Monday, 22 February 2010
Too much beef
What am I going to do with my Boeuf Bourguignon?
Last week I was over the border in France, and came across a special offer of "collier de boeuf". Special offers are always good for weekend cooking, so I grabbed two packs (normally I'll pick up three, but for some reason I stuck to two- a good thing, as it turned out!)- which then sat in the fridge for the rest of the week, which wasn't necessarily a good thing.
Nor did it turn out a bad thing, fortunately, but I really should have been more careful. Having to throw it all out would have got me very cross with myself! I so try not to waste food...
I meant to cook it on Saturday, whilst I was cooking my fish pie, but as I was also roasting a chicken for Greta (who has discovered that she really likes chicken, to the extent of stuffing herself with it with both hands), I didn't quite get around to managing a third dish.
I had to put it off to Sunday- which was the beginning of what I think caused the problem.
I was alone through Sunday lunchtime, so I started assembling. I cut the collier into slightly smaller pieces, and browned each one in a frying pan, taking my time and not over-crowding the pan. I still had a problem towards the end with too much moisture in the pan, but that was remedied by removing my very soggy paper filter/lid, and replacing it with a fresh one.

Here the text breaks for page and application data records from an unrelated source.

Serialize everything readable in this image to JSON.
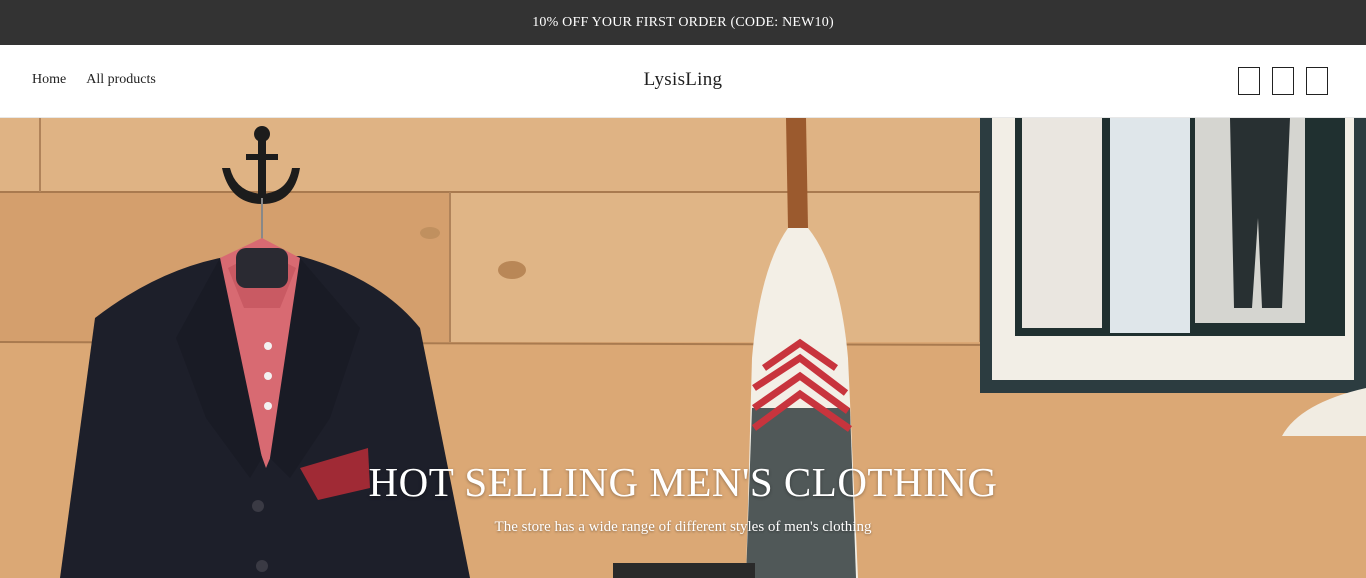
{
  "announcement": {
    "text": "10% OFF YOUR FIRST ORDER (CODE: NEW10)"
  },
  "nav": {
    "items": [
      {
        "label": "Home"
      },
      {
        "label": "All products"
      }
    ]
  },
  "brand": {
    "name": "LysisLing"
  },
  "header_icons": [
    "search-icon",
    "account-icon",
    "cart-icon"
  ],
  "hero": {
    "title": "HOT SELLING MEN'S CLOTHING",
    "subtitle": "The store has a wide range of different styles of men's clothing",
    "button_label": ""
  },
  "colors": {
    "announcement_bg": "#333333",
    "header_bg": "#ffffff",
    "accent_red": "#c8343d",
    "button_bg": "#2a2a2a"
  }
}
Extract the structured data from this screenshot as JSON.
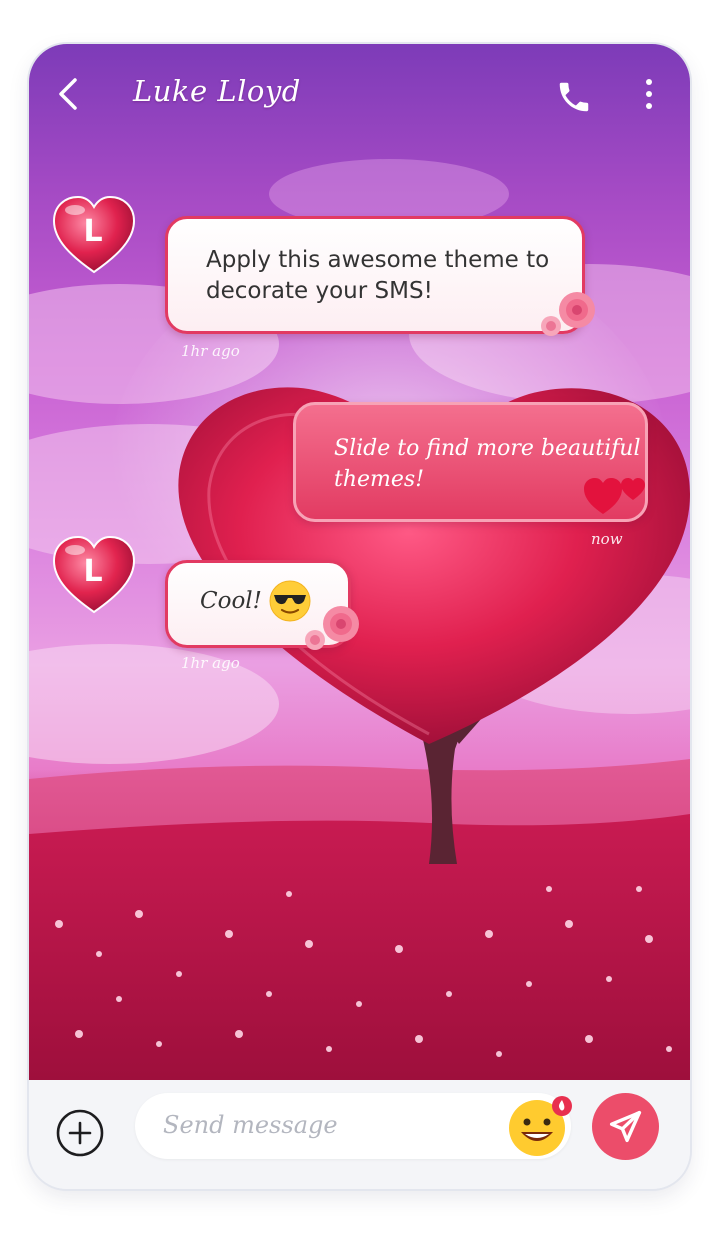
{
  "header": {
    "contact_name": "Luke Lloyd",
    "back_icon": "chevron-left-icon",
    "call_icon": "phone-icon",
    "more_icon": "more-vertical-icon"
  },
  "messages": [
    {
      "direction": "incoming",
      "avatar_letter": "L",
      "lines": [
        "Apply this awesome theme to",
        "decorate your SMS!"
      ],
      "time": "1hr ago"
    },
    {
      "direction": "outgoing",
      "lines": [
        "Slide to find more beautiful",
        "themes!"
      ],
      "time": "now"
    },
    {
      "direction": "incoming",
      "avatar_letter": "L",
      "text": "Cool!",
      "emoji": "sunglasses-emoji-icon",
      "time": "1hr ago"
    }
  ],
  "composer": {
    "placeholder": "Send message",
    "add_icon": "plus-circle-icon",
    "emoji_icon": "smiley-emoji-icon",
    "send_icon": "send-icon"
  },
  "colors": {
    "accent": "#ec4d6a",
    "bubble_border": "#e23a62",
    "sky_top": "#7d3bb8",
    "field_red": "#c01f5c"
  }
}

I should remember to do that sooner!
In the meantime, I chopped four sweet potatoes (the orange-fleshed ones) into large chunks, and added those to two large onions, in reasonably thick slices then cut into four, all of which I tossed into my Staub casserole on top of two packs of lard fume, which I'd cut into very thick lardons. I put the lid on, turned the heat on low so the fat from the bacon would start to melt before anything burned, and got on with searing the beef. Every so often, I opened the casserole and gave it all a good stir around.
When all my beef was browned and my vegetables were soft, I added thyme, oregano, and freshly ground black-green-pink pepper to the casserole, after which I tipped in the meat, deglazed my frying-pan with some water and added that... and then poured a bottle of red wine on top. As this didn't quite cover the meat, I added some water.
I put the casserole on to simmer- and then realised the time! Resulting in me turning it all off and almost running out of the door to catch a train.
I was out late that evening, but when I got back I turned the heat on and simmered it for about two and a half hours before I went to bed, leaving instructions for Peter to turn it off when he came to bed. I suspect he left it on for about another half hour.
The next morning I turned it on again, and it simmered for another three hours.
Peter was supposed to have some for his dinner (I was out for mine, enjoying a minestrone which I really must try to recreate), but he got caught up in feeding Greta, at the end of which he wasn't hungry. Nevertheless, he'd turned it on again, so it cooked some more! I tasted a bit when I came in- and the meat itself is fine, the problem is the sauce, which is pretty uninteresting.
This morning I spooned a large quantity of fat from the top (and should do it again this evening- it is very fatty). However, I'm wondering what to do with it now. Peter isn't around tonight. Greta, as I've mentioned, is currently fixated on chicken (and she's eating much better these days, so I'm really not going to complain! She now eats Weetabix for breakfast, as well as the occasional pain au chocolat, and I can even convince her to swallow some apple sauce now and again. As long as it's in a tube, of course, and not hand-made!), so she won't be eating any.
Me- I'm on a diet. There was a bit too much Christmas this year- we had three!
The freezer is the obvious solution, but although I know that I will freeze half of it, I'd like to do something to improve it first.
- strain the meat and remaining vegetable pulp from the sauce, thicken the sauce by simmering it down and probably with the addition of a bit of Maizena, re-combine the two. It would work, but I think that there might still be a very one-dimensional flavour to the sauce. Something else is required, and I'm not quite sure what. Some serious spices, I suspect!
- strain the meat from the sauce, shred it, freeze some of it, use the rest to make a pasta sauce. Or just use the rest to flavour a few dishes over the next few days.
- give up on the sauce, and just serve the meat with fresh vegetables and plenty of mustard.
- use the strained sauce as a base for a soup, with plenty of fresh vegetables in it and no meat. I'd really have to do some serious de-greasing first, though.
Update a few days later: next time I make something like this, I think I'm going to adapt the last trick to this post from FoodJunta, namely "set two or three slices of French bread, crusts removed and spread with whole grain mustard, on top of the stew. Over the two hours of simmering the bread flotilla sinks and dissolves, thickening the stew, and leaving behind the sharp taste of mustard." I like the idea of this.